They're called the Print to Protect Coalition.
Manteca dentist Nabeel Cajee and others in the Central Valley are part of the recently established non-profit group that's working to meet the needs of frontline healthcare workers, first responders and essential employees during the COVID-19 pandemic, pooling their resources to develop protective face shields with the plastic visors.
"Those are the ones that have proven to be very effective (Personal Protective Equipment)," Cajee said on Monday.
He's volunteered the use of the same 3D printer in his practice for dental prosthetics and implant surgical guides.
Since March 17, the practice he shares with brother Mas'ood Cajee at 132 Sycamore Ave. in Manteca, in accordance with the California Dental Association’s recommendation as well as those of state and federal agencies, has been closed.
"When we reopen – however long from now – we will be doing our practice in a different manner,” Cajee recently said.
About a month ago, he was looking to produce N95 respirator masks due to the dire shortage.
But that changed not too long ago. Cajee said that Representative Josh Harder's office -- via the Central Valley PPE initiative, a centralized relief effort to collect and deliver much-needed medical supplies to first responders and frontline healthcare workers -- requested help to make faceshields over that of masks.
The Print to Protection Coalition took it from there, turning to others with 3D printers and lasercutters. The latter is more in demand.

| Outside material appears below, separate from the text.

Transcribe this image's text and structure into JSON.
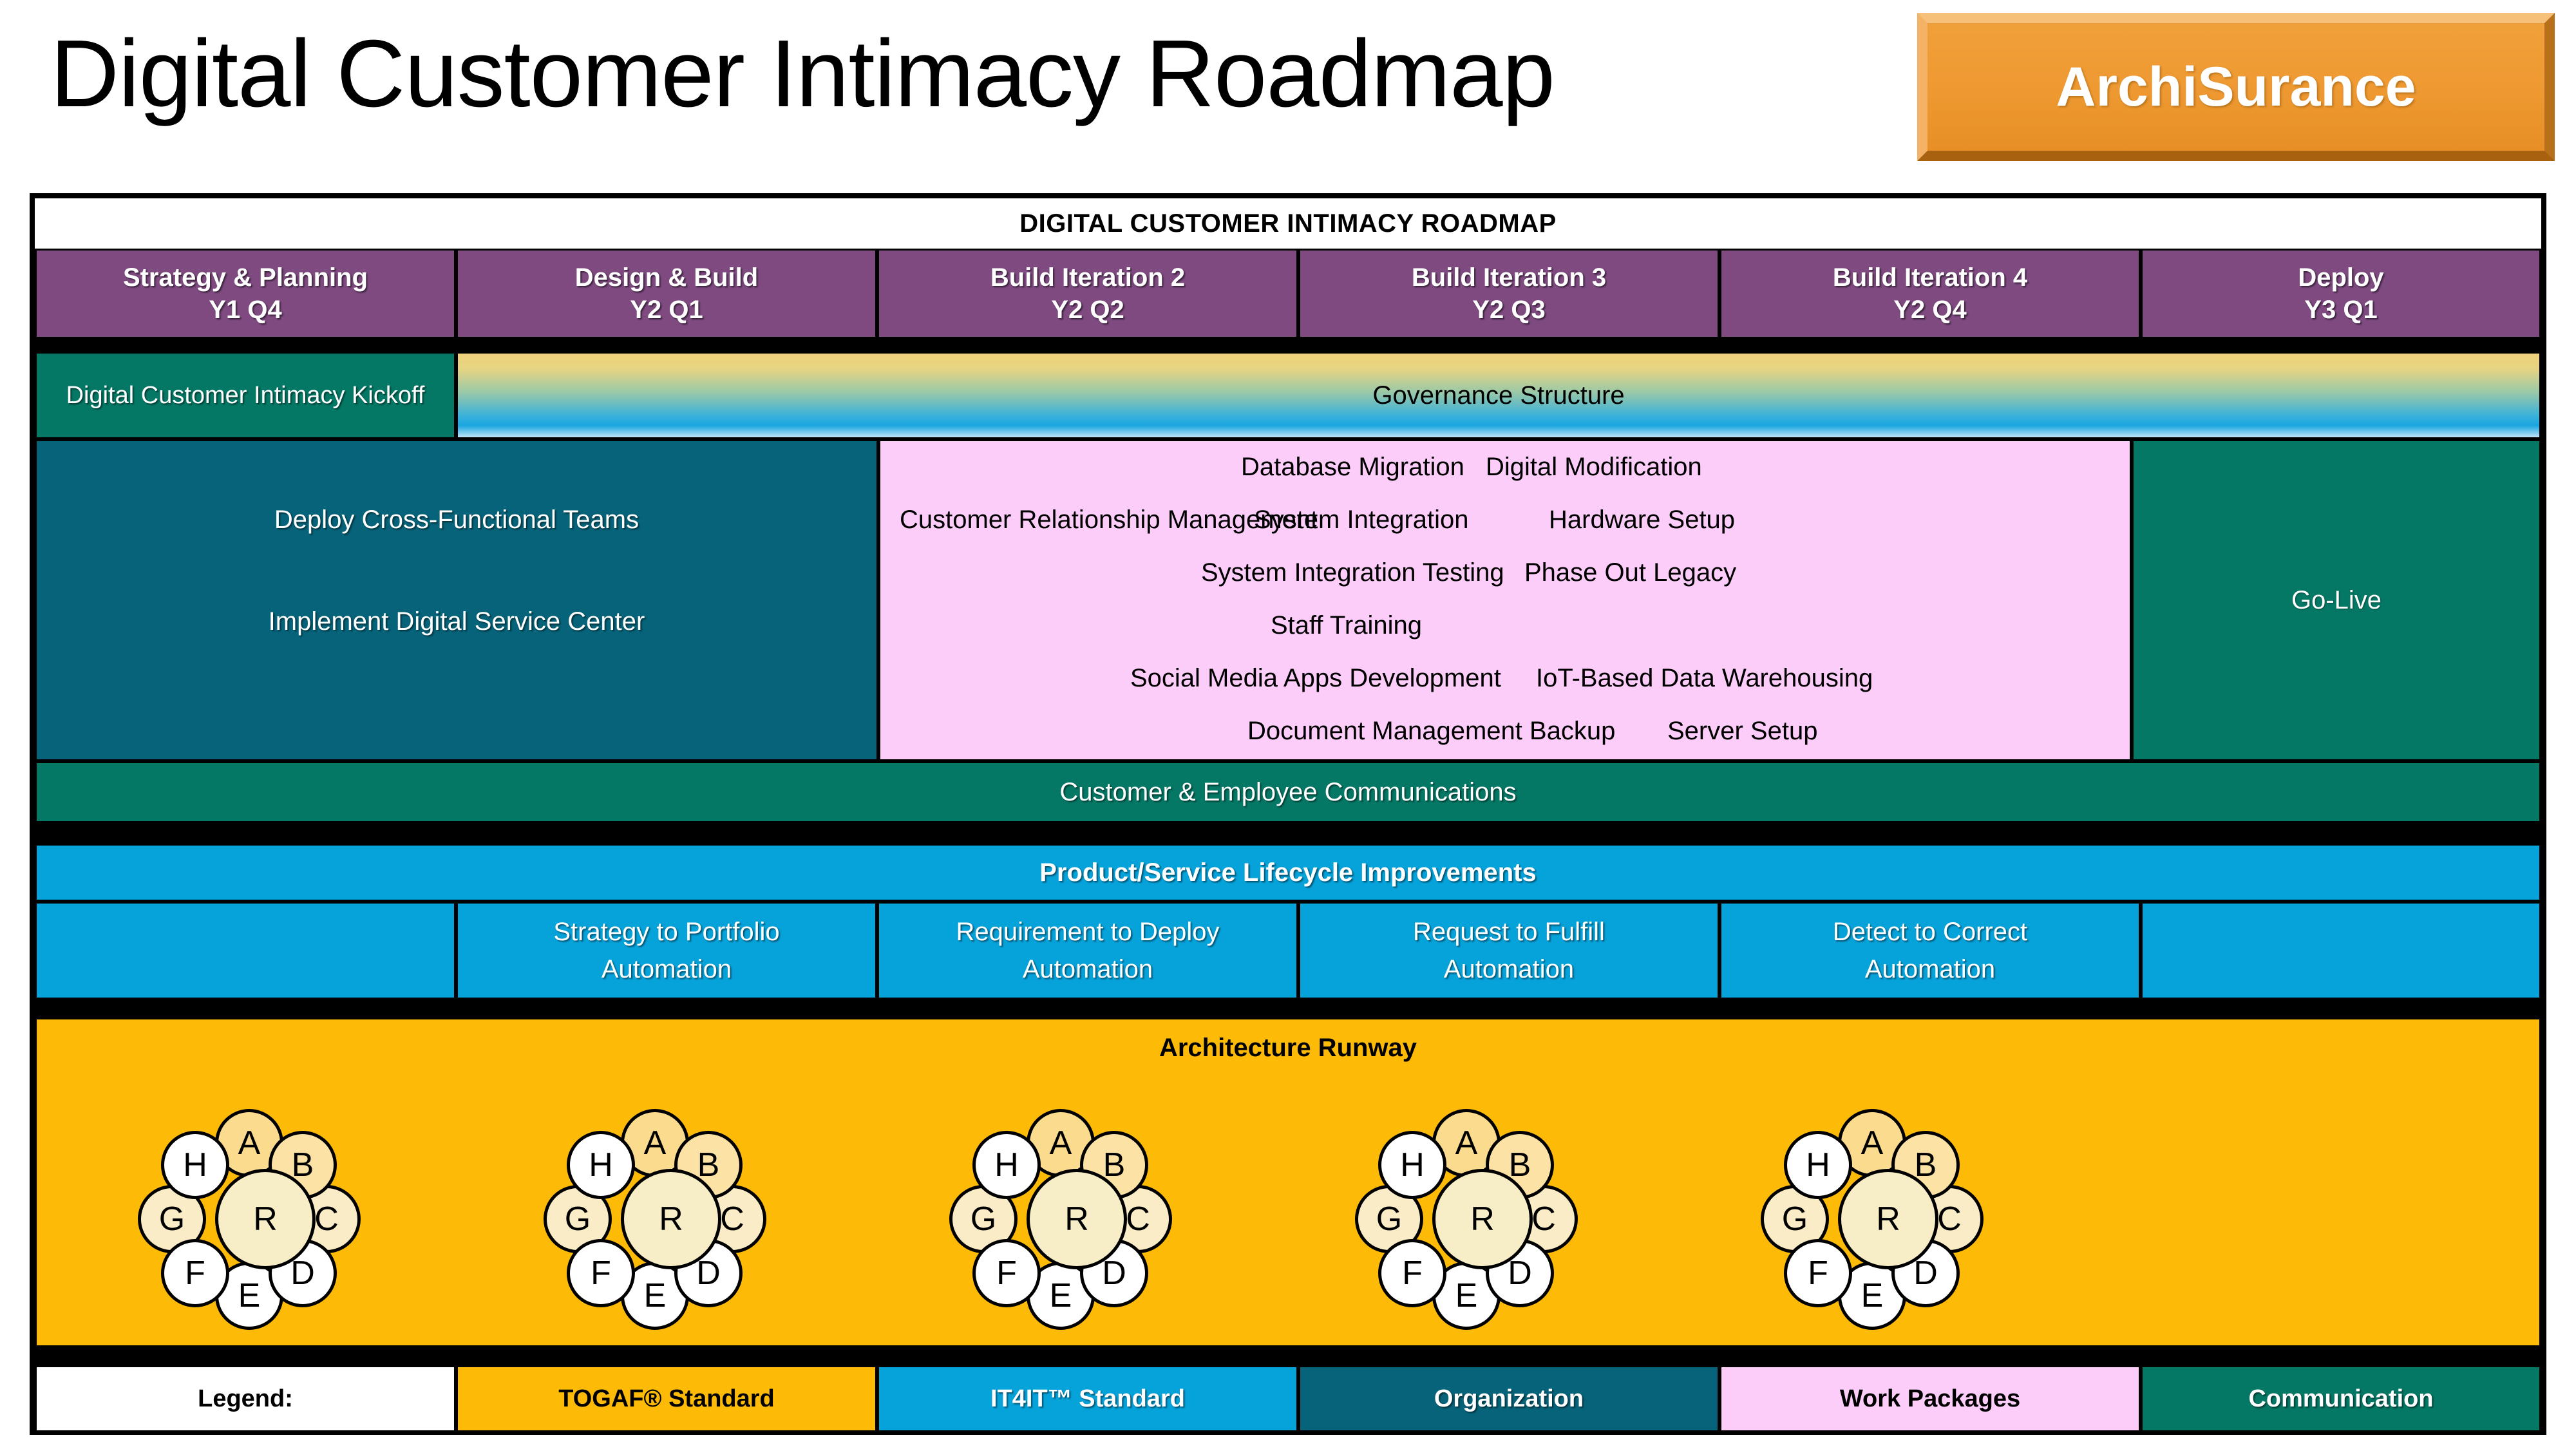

"We have roughly 25 3D printers and four or five lasercutters," Cajee said.
The Print to Protection Coalition is also getting a boost from the University of the Pacific's HATCH Workshop, a non-profit offering community access to tools, machinery, equipment and communal workplaces, and Lathrop High instructor Scott Myer of the BE.tech Charter High School programs of the Manteca Unified School District.
They're all part of the assembling network of manufacturing the facemasks.
The group just received 4,000 square foot of PETG plastic from the Coca Cola Company -- that's the same plastic used in bottled water and soft drinks -- and 5,000 facial frames from Maker Nexus.
"What we need onboard are laser cutters," Cajee said.
Information on Print to Protect Coalition is available on Facebook.